» **YOUR OBJECTIVE**
Look through the entries that follow and return each line that has the string "handle".

» **GIVEN RECORDS**

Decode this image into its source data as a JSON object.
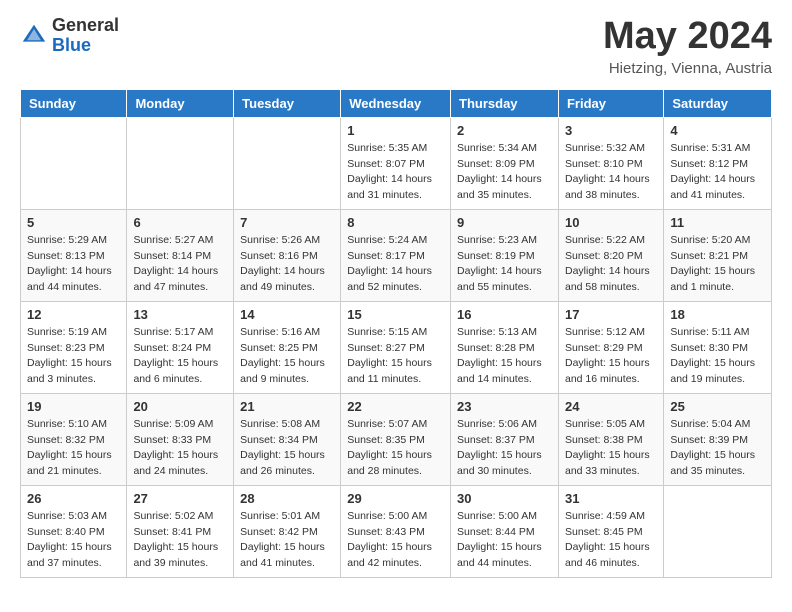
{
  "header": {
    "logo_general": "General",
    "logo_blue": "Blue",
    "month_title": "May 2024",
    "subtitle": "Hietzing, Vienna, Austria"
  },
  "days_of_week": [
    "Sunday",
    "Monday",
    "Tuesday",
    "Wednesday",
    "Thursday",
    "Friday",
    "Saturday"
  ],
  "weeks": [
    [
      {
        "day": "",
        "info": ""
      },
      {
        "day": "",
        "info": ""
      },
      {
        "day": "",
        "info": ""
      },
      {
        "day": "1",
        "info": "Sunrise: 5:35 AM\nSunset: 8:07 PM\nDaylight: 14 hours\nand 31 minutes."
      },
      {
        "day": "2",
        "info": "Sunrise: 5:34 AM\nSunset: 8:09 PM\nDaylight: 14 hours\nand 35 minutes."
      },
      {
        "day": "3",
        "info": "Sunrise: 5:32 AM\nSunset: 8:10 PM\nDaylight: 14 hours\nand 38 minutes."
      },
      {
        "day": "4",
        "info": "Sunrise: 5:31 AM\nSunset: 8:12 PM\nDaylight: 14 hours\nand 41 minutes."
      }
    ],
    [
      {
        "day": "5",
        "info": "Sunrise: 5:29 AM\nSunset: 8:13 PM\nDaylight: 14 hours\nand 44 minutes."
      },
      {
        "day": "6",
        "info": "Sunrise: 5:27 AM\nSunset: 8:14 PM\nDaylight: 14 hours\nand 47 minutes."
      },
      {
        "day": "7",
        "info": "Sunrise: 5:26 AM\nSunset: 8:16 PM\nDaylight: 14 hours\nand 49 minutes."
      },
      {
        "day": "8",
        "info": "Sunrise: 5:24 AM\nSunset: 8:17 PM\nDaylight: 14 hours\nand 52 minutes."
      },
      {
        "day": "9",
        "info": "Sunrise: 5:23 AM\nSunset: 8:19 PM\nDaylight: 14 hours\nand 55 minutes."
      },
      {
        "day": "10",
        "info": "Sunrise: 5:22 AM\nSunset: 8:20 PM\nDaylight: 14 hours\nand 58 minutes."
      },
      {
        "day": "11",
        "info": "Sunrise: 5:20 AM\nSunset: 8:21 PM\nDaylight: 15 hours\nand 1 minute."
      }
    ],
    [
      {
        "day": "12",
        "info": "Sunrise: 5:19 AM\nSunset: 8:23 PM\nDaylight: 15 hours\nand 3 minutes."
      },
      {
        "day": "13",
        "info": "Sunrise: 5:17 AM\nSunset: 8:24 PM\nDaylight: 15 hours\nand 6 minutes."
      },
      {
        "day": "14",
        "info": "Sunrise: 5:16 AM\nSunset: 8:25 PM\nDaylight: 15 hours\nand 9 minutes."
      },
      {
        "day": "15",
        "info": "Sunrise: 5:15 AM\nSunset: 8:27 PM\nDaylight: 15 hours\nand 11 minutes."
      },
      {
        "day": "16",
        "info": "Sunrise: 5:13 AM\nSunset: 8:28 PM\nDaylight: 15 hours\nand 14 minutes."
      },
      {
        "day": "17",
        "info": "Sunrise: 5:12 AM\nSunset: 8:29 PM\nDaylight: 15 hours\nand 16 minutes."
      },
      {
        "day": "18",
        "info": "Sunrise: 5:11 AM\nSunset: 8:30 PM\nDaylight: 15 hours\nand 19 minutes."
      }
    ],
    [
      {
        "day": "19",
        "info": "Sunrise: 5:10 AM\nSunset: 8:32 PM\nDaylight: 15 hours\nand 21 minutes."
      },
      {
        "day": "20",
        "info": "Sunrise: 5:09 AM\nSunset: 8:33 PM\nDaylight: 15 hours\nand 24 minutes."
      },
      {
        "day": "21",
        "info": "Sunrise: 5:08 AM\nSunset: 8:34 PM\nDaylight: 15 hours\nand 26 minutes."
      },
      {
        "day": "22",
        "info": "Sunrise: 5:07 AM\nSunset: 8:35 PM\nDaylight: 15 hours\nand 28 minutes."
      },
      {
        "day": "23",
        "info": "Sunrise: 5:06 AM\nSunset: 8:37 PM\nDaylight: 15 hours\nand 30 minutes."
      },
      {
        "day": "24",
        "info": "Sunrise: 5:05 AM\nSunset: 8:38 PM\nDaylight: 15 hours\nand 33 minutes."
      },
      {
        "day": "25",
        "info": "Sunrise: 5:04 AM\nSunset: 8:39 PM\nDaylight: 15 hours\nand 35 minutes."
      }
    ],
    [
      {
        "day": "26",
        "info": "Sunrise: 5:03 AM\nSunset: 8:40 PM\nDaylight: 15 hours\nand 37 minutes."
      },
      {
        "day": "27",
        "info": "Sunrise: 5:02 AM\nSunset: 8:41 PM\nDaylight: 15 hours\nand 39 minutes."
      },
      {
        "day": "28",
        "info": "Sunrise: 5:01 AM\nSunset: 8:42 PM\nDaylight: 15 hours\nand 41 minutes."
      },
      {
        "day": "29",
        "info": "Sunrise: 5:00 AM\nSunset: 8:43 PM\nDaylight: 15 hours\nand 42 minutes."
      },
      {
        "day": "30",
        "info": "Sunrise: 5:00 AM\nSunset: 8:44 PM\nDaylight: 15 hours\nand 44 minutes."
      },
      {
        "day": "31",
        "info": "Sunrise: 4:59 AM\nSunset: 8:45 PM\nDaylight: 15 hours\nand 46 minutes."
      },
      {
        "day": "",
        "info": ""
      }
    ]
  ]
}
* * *
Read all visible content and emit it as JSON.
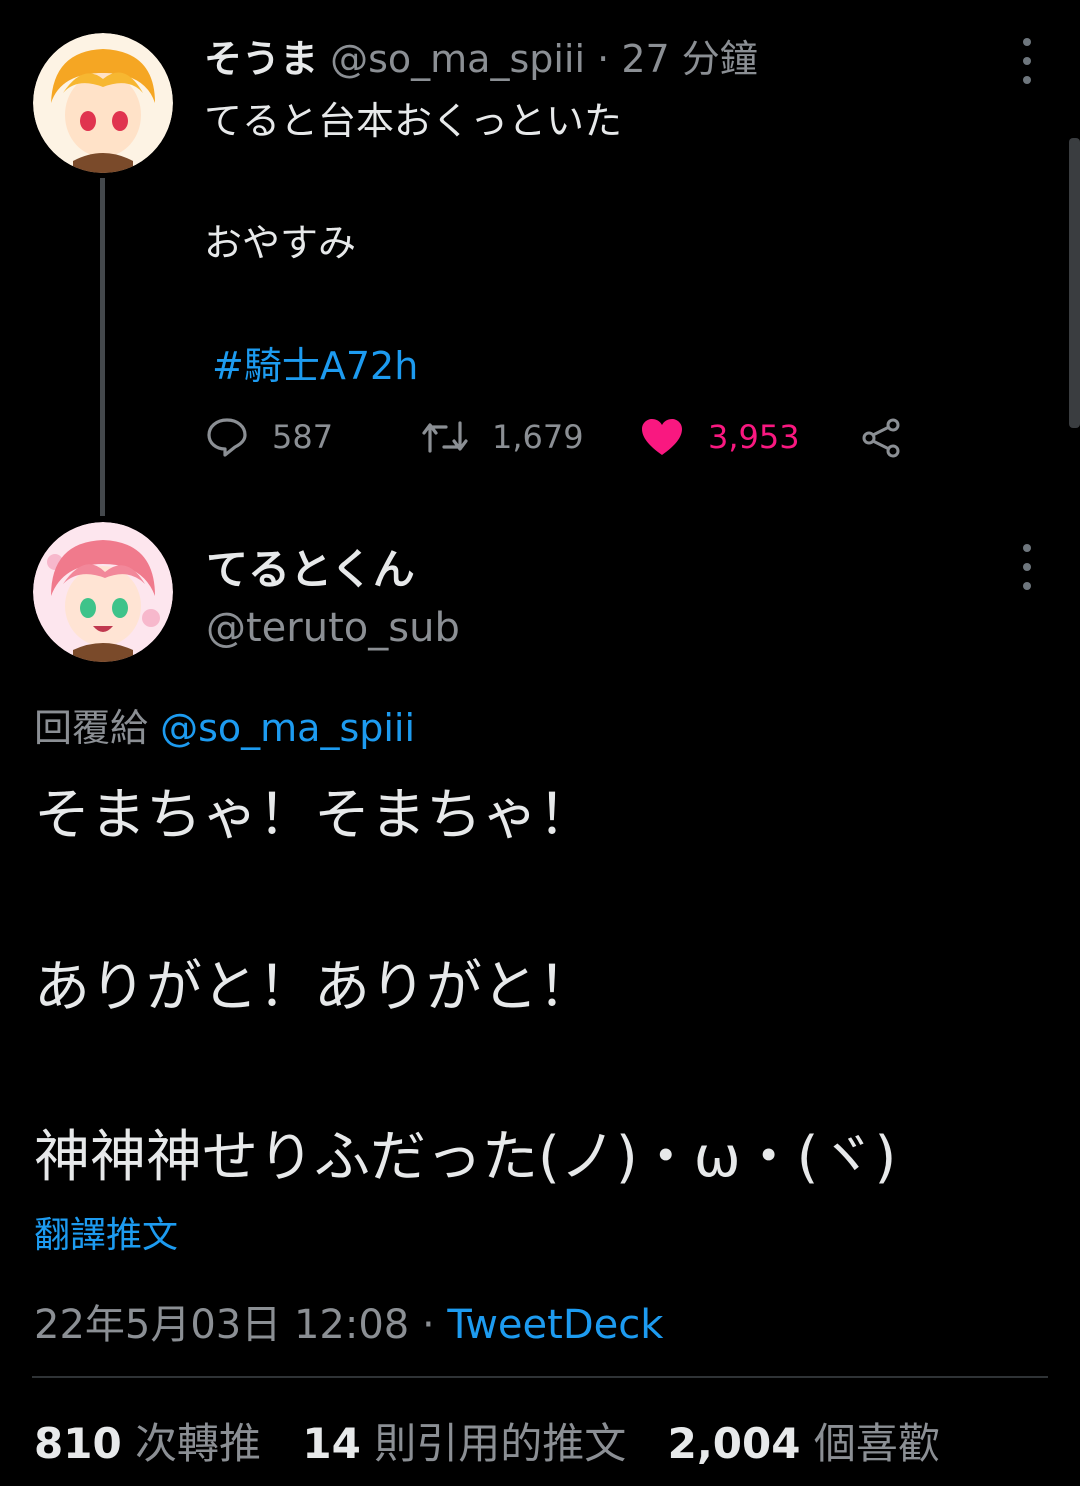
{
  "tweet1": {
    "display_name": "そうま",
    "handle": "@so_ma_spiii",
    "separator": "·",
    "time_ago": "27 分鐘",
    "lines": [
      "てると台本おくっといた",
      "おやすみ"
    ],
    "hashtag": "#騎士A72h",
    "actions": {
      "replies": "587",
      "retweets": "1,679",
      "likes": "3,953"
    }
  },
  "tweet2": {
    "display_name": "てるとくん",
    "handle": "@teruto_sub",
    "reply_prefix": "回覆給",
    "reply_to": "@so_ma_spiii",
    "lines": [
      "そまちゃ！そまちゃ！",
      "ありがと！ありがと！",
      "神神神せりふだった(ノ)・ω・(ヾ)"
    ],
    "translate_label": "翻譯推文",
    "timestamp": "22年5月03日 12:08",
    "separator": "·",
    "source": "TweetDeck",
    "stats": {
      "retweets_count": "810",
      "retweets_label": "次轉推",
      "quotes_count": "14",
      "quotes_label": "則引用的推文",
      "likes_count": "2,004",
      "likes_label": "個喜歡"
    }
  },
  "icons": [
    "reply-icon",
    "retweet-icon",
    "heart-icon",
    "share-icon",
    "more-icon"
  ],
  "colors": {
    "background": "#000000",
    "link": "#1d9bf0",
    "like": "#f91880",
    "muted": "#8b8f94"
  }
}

» **RESPONSE AREA**
    "handle": "@so_ma_spiii",
    "handle": "@teruto_sub",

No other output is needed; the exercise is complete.